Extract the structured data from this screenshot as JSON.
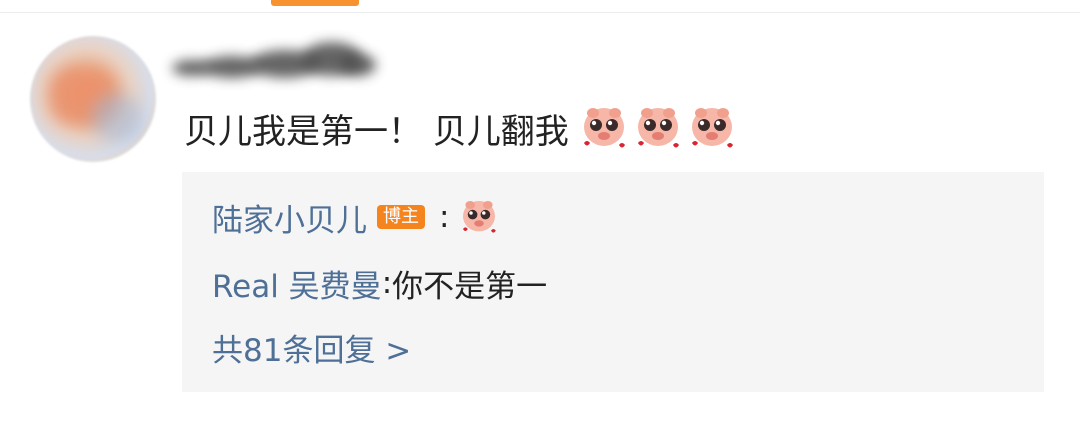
{
  "comment": {
    "text": "贝儿我是第一！ 贝儿翻我",
    "emoji_names": [
      "cute-pig-emoji",
      "cute-pig-emoji",
      "cute-pig-emoji"
    ]
  },
  "replies": [
    {
      "author": "陆家小贝儿",
      "badge": "博主",
      "separator": ":",
      "emoji": "cute-pig-emoji"
    },
    {
      "author": "Real 吴费曼",
      "separator": ":",
      "text": " 你不是第一"
    }
  ],
  "more_replies": {
    "label": "共81条回复 >"
  },
  "colors": {
    "accent": "#f7922f",
    "link": "#4e6f96",
    "reply_bg": "#f5f5f6",
    "badge": "#f5841f"
  }
}
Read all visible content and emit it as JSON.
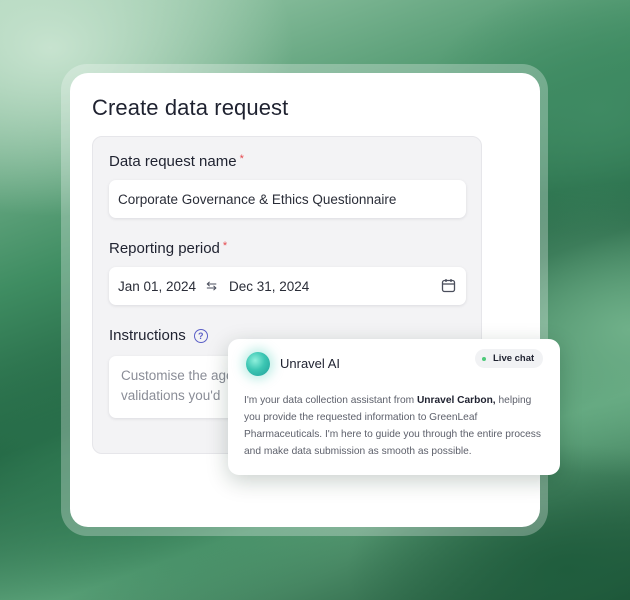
{
  "form": {
    "title": "Create data request",
    "name_label": "Data request name",
    "required_mark": "*",
    "name_value": "Corporate Governance & Ethics Questionnaire",
    "period_label": "Reporting period",
    "period_start": "Jan 01, 2024",
    "period_end": "Dec 31, 2024",
    "instructions_label": "Instructions",
    "instructions_placeholder_line1": "Customise the age",
    "instructions_placeholder_line2": "validations you'd"
  },
  "chat": {
    "name": "Unravel AI",
    "status": "Live chat",
    "message_before": "I'm your data collection assistant from ",
    "message_brand": "Unravel Carbon,",
    "message_after": " helping you provide the requested information to GreenLeaf Pharmaceuticals. I'm here to guide you through the entire process and make data submission as smooth as possible."
  },
  "colors": {
    "required": "#e5484d",
    "help_icon": "#5b5fc7",
    "live_dot": "#4ec97a"
  },
  "icons": [
    "swap-arrows-icon",
    "calendar-icon",
    "help-circle-icon",
    "ai-orb-icon"
  ]
}
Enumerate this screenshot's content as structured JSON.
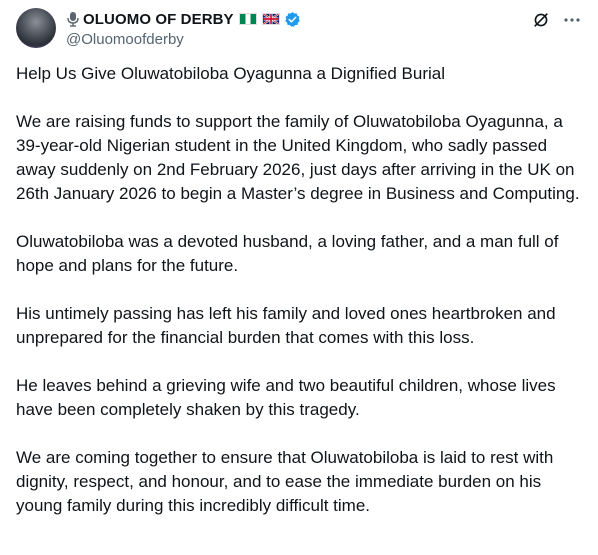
{
  "author": {
    "display_name": "OLUOMO OF DERBY",
    "handle": "@Oluomoofderby",
    "badges": [
      "microphone-icon",
      "nigeria-flag",
      "uk-flag",
      "verified-badge"
    ],
    "verified_color": "#1d9bf0"
  },
  "post": {
    "paragraphs": [
      "Help Us Give Oluwatobiloba Oyagunna a Dignified Burial",
      "We are raising funds to support the family of Oluwatobiloba Oyagunna, a 39-year-old Nigerian student in the United Kingdom, who sadly passed away suddenly on 2nd February 2026, just days after arriving in the UK on 26th January 2026 to begin a Master’s degree in Business and Computing.",
      "Oluwatobiloba was a devoted husband, a loving father, and a man full of hope and plans for the future.",
      "His untimely passing has left his family and loved ones heartbroken and unprepared for the financial burden that comes with this loss.",
      "He leaves behind a grieving wife and two beautiful children, whose lives have been completely shaken by this tragedy.",
      "We are coming together to ensure that Oluwatobiloba is laid to rest with dignity, respect, and honour, and to ease the immediate burden on his young family during this incredibly difficult time."
    ]
  },
  "actions": {
    "icons": [
      "grok-icon",
      "more-options-icon"
    ]
  }
}
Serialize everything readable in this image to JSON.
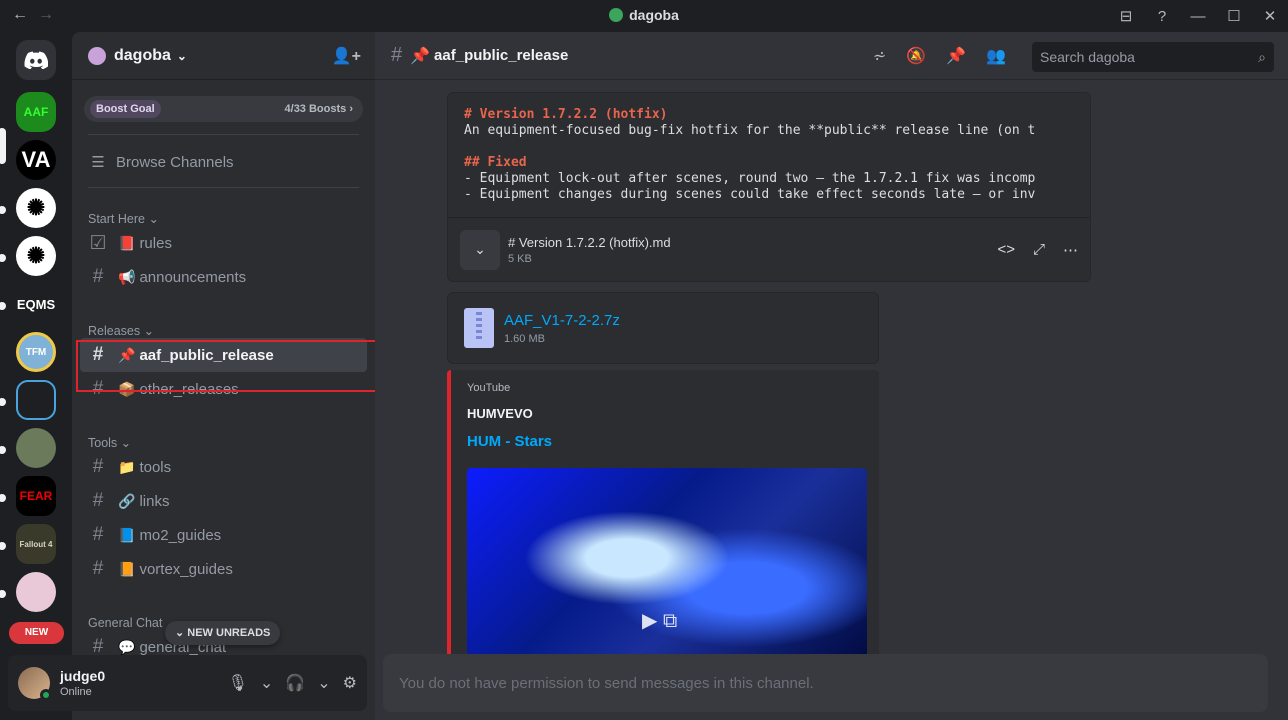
{
  "window": {
    "title": "dagoba",
    "accent": "#3ba55d"
  },
  "guilds": [
    {
      "label": "",
      "color": "#5865f2",
      "icon": "discord-icon"
    },
    {
      "label": "AAF",
      "color": "#1c8a1c"
    },
    {
      "label": "VA",
      "color": "#000000"
    },
    {
      "label": "",
      "color": "#ffffff"
    },
    {
      "label": "",
      "color": "#ffffff"
    },
    {
      "label": "EQMS",
      "color": "#1e1f22"
    },
    {
      "label": "TFM",
      "color": "#7fb2d6"
    },
    {
      "label": "",
      "color": "#1e1f22"
    },
    {
      "label": "",
      "color": "#6b7a5a"
    },
    {
      "label": "FEAR",
      "color": "#000000"
    },
    {
      "label": "Fallout 4",
      "color": "#3a3a2a"
    },
    {
      "label": "",
      "color": "#e9c9d8"
    }
  ],
  "new_badge": "NEW",
  "server": {
    "name": "dagoba",
    "boost_label": "Boost Goal",
    "boost_count": "4/33 Boosts",
    "browse": "Browse Channels"
  },
  "categories": {
    "start": "Start Here",
    "releases": "Releases",
    "tools": "Tools",
    "general": "General Chat"
  },
  "channels": {
    "rules": {
      "name": "rules",
      "emoji": "📕"
    },
    "announcements": {
      "name": "announcements",
      "emoji": "📢"
    },
    "aaf_public_release": {
      "name": "aaf_public_release",
      "emoji": "📌"
    },
    "other_releases": {
      "name": "other_releases",
      "emoji": "📦"
    },
    "tools": {
      "name": "tools",
      "emoji": "📁"
    },
    "links": {
      "name": "links",
      "emoji": "🔗"
    },
    "mo2_guides": {
      "name": "mo2_guides",
      "emoji": "📘"
    },
    "vortex_guides": {
      "name": "vortex_guides",
      "emoji": "📙"
    },
    "general": {
      "name": "general_chat",
      "emoji": "💬"
    }
  },
  "new_unreads": "NEW UNREADS",
  "user": {
    "name": "judge0",
    "status": "Online"
  },
  "chat": {
    "channel": "aaf_public_release",
    "search_placeholder": "Search dagoba",
    "code_lines": [
      "# Version 1.7.2.2 (hotfix)",
      "An equipment-focused bug-fix hotfix for the **public** release line (on t",
      "",
      "## Fixed",
      "- Equipment lock-out after scenes, round two — the 1.7.2.1 fix was incomp",
      "- Equipment changes during scenes could take effect seconds late — or inv"
    ],
    "code_file_name": "# Version 1.7.2.2 (hotfix).md",
    "code_file_size": "5 KB",
    "attachment_name": "AAF_V1-7-2-2.7z",
    "attachment_size": "1.60 MB",
    "embed": {
      "provider": "YouTube",
      "author": "HUMVEVO",
      "title": "HUM - Stars",
      "border_color": "#e0242b"
    },
    "input_placeholder": "You do not have permission to send messages in this channel."
  }
}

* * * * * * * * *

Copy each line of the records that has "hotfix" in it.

      "# Version 1.7.2.2 (hotfix)",
      "An equipment-focused bug-fix hotfix for the **public** release line (on t",
    "code_file_name": "# Version 1.7.2.2 (hotfix).md",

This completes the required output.